Sports and fitness are being transformed by digital innovations, such as the ability to sense and track a wide variety of metrics. The iPlay project aims to take this trend to the next level by developing an interactive sports platform composed of sensors that enable full-body, high-quality 3D body motion detection. This in-depth feedback will be used to generate more engaging fitness experiences and increase health rehabilitation outcomes.
From flexible, lightweight LED display solutions to sensor matrices and camera-based motion tracking, various developments lead to significant potential in the professional sports, fitness, gaming and health sectors. These technologies make it possible to gather large amounts of data on the user’s movement in real time and interact with mobile devices. In addition to targeted feedback, this also enables immersive experiences. However, current innovations only include limited visualization elements, awkward VR goggles and give almost no feedback. Moreover, most systems are extremely expensive.
iPlay will target two use cases: recreational sports and fitness on one hand, and rehabilitation in professional athletics on the other.
In the case of fitness, the project aims to apply the technology to generate gamified feedback for more personalized, interactive and engaging fitness practice. The main goals are to stimulate people to move more and better, thus addressing the problem of inactivity and offering qualitative workouts by focusing on monitoring and analyzing training exercises.
For the rehabilitation application, the project aims to monitor patients in realistic environments. The underlying goal is to improve the transition from rehabilitation, to training and finally to full performance – making it as quick and effective as possible.
Planned outcomes for the project are varied and include the development of a sensor platform that:
The system will be easy to install and configure. It will feature low-delay interaction with the user and an API that enables the system’s use with gaming engines. A minimum of 10 concepts will be developed illustrating the wide range of uses of this technology along with target demographics.
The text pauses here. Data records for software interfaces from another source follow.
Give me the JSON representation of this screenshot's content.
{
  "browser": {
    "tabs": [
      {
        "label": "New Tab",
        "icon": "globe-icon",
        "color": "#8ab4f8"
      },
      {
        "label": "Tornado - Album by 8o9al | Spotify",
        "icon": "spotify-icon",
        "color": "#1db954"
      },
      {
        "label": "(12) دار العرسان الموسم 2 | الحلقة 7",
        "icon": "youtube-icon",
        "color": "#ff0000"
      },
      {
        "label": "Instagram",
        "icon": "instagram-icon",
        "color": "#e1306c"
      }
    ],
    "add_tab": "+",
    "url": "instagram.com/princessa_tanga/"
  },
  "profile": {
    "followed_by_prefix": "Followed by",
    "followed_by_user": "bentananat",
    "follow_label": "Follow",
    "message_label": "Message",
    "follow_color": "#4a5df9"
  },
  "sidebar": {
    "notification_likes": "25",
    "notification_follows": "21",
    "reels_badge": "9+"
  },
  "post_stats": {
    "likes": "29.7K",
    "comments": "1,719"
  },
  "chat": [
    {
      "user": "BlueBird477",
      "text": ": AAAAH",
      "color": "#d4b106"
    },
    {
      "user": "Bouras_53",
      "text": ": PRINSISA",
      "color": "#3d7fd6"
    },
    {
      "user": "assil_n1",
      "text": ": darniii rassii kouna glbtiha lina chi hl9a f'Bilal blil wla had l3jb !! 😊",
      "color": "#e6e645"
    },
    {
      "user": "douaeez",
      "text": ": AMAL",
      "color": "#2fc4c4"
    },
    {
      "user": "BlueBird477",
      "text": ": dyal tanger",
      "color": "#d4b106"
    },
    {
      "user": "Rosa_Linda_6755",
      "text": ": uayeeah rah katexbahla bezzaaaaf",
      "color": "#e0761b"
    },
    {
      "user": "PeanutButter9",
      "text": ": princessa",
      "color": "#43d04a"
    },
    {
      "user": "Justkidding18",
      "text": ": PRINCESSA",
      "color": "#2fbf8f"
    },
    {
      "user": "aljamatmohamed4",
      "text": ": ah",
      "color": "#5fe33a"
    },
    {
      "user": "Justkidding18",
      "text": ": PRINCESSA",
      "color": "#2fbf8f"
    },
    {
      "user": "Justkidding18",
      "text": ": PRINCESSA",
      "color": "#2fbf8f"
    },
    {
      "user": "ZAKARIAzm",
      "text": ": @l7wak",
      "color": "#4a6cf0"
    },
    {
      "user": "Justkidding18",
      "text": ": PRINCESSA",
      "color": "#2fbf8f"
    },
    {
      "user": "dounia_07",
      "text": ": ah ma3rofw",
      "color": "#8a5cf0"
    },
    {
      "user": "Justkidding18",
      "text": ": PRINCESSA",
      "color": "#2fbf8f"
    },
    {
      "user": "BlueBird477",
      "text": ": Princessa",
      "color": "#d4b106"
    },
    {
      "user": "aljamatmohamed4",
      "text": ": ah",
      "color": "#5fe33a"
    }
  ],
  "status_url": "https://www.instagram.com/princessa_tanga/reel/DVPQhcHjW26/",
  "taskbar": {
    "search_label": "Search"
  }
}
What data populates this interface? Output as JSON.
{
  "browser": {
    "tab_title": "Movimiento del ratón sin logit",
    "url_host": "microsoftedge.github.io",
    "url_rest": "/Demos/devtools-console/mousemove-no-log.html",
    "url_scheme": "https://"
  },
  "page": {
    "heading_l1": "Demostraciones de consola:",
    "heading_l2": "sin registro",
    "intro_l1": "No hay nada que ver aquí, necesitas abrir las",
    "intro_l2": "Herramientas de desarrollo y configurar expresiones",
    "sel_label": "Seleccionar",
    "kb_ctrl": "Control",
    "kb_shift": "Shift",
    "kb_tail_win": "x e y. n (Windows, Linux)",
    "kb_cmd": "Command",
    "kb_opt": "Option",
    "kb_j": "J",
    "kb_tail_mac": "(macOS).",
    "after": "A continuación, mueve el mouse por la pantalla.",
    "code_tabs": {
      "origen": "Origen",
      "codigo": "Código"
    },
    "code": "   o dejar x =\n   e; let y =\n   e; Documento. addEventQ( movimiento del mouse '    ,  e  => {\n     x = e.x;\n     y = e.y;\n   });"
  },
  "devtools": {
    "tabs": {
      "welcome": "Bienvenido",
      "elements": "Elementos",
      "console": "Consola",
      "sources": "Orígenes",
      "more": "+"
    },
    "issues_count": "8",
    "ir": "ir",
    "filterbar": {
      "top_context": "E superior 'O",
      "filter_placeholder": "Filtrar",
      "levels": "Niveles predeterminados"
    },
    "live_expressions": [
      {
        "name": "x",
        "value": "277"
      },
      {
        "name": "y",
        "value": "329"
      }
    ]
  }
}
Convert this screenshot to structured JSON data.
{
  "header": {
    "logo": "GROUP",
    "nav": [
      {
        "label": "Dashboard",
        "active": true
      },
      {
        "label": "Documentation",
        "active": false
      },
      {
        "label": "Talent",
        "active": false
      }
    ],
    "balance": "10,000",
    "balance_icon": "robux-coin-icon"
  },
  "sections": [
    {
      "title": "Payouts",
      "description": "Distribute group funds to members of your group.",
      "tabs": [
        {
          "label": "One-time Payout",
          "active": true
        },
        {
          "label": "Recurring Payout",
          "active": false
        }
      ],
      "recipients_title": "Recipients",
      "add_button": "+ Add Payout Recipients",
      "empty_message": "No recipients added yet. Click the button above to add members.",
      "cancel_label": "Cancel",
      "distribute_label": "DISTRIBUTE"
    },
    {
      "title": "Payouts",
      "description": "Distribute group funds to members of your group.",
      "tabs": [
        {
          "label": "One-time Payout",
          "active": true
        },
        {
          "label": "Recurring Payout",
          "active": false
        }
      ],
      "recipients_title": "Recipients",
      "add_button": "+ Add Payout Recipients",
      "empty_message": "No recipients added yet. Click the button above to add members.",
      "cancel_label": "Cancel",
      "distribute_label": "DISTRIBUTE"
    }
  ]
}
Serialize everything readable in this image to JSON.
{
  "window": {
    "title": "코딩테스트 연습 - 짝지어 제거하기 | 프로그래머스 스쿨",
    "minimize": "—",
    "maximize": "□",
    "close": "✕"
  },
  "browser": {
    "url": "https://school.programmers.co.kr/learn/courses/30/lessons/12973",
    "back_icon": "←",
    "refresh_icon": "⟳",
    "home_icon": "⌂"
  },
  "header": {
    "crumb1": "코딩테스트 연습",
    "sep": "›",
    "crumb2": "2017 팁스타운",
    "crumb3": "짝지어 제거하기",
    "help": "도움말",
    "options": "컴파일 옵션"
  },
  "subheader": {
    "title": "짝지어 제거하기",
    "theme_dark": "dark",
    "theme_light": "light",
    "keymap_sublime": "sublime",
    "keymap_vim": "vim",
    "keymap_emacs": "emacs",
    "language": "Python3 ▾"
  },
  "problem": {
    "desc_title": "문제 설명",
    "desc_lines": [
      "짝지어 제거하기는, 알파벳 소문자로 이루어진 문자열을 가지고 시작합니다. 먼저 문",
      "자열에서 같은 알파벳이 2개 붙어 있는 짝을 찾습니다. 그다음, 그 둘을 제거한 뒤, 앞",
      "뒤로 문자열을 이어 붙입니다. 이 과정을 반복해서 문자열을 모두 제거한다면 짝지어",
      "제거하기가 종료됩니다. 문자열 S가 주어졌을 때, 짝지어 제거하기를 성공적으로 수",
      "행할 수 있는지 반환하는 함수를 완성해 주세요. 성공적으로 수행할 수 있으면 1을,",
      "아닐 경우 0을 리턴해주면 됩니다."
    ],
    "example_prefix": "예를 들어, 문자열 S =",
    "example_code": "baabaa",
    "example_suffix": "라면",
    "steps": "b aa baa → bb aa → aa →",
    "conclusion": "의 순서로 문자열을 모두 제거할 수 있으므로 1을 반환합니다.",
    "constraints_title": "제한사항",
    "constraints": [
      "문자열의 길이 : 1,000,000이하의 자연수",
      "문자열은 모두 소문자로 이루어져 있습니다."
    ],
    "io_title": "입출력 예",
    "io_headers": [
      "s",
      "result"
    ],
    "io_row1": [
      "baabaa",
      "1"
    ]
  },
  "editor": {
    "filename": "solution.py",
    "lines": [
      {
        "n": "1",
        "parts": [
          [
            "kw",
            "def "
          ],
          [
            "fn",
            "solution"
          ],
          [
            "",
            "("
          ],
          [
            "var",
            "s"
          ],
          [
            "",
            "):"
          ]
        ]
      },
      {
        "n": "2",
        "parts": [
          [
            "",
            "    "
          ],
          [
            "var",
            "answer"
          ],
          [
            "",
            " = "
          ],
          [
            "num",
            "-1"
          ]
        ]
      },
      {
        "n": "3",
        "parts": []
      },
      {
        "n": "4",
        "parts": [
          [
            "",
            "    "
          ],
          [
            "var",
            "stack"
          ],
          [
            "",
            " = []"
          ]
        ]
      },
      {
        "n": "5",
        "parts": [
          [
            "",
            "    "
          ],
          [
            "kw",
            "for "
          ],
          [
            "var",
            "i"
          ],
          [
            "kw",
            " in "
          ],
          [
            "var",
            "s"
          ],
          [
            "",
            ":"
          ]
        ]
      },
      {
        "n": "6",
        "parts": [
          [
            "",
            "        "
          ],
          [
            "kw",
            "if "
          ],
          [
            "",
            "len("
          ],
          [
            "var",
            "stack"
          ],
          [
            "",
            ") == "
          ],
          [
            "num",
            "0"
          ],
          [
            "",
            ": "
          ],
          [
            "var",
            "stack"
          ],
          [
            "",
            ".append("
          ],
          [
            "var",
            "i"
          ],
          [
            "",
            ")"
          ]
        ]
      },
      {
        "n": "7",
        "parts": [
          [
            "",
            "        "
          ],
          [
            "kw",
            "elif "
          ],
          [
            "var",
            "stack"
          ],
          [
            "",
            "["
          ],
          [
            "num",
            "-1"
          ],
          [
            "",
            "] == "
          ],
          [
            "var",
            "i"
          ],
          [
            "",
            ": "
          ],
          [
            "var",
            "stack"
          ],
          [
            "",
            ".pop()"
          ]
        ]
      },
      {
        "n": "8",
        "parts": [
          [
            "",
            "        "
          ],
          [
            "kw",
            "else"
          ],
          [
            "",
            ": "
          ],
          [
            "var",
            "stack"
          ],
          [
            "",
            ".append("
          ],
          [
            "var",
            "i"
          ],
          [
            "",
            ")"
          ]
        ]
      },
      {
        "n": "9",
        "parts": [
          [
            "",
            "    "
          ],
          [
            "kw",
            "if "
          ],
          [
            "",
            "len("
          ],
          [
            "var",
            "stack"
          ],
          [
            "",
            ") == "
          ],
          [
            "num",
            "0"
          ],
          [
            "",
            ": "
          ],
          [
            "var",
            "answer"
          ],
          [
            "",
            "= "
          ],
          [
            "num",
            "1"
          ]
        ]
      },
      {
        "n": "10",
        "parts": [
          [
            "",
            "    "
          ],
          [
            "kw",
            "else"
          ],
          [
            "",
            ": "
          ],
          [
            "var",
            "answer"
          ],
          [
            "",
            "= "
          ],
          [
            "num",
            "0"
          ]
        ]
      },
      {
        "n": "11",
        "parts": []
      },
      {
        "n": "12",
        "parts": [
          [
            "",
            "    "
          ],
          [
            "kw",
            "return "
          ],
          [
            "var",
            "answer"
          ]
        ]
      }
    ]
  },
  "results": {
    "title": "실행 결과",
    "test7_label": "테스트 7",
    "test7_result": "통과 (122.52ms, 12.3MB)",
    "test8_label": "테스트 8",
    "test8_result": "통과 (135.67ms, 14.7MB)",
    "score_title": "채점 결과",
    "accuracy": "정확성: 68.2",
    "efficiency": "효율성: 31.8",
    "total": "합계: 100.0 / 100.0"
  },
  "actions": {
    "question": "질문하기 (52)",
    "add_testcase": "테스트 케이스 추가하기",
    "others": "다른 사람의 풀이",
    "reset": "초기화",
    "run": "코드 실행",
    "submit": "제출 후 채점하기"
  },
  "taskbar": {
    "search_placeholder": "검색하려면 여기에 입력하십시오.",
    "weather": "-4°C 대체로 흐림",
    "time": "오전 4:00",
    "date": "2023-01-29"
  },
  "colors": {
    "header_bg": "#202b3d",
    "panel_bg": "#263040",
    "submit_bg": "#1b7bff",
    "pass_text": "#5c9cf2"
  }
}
Two of these will be developed into proofs of concept.
To develop iPlay technology for these two targeted use cases, the consortium will rely on a cross-domain collaboration between experts in LED visualization, dynamic plantar pressure measurement systems, game design, training and rehabilitation ICT, sensors and user research.
“iPlay technology will rely on LED visualization, sensing and gamification to enable comprehensive, 3D monitoring of athletes’ bodies in real time. iPlay will facilitate personalized and gamified fitness experiences and drive efficient and effective rehabilitation strategies for sports professionals after injuries.”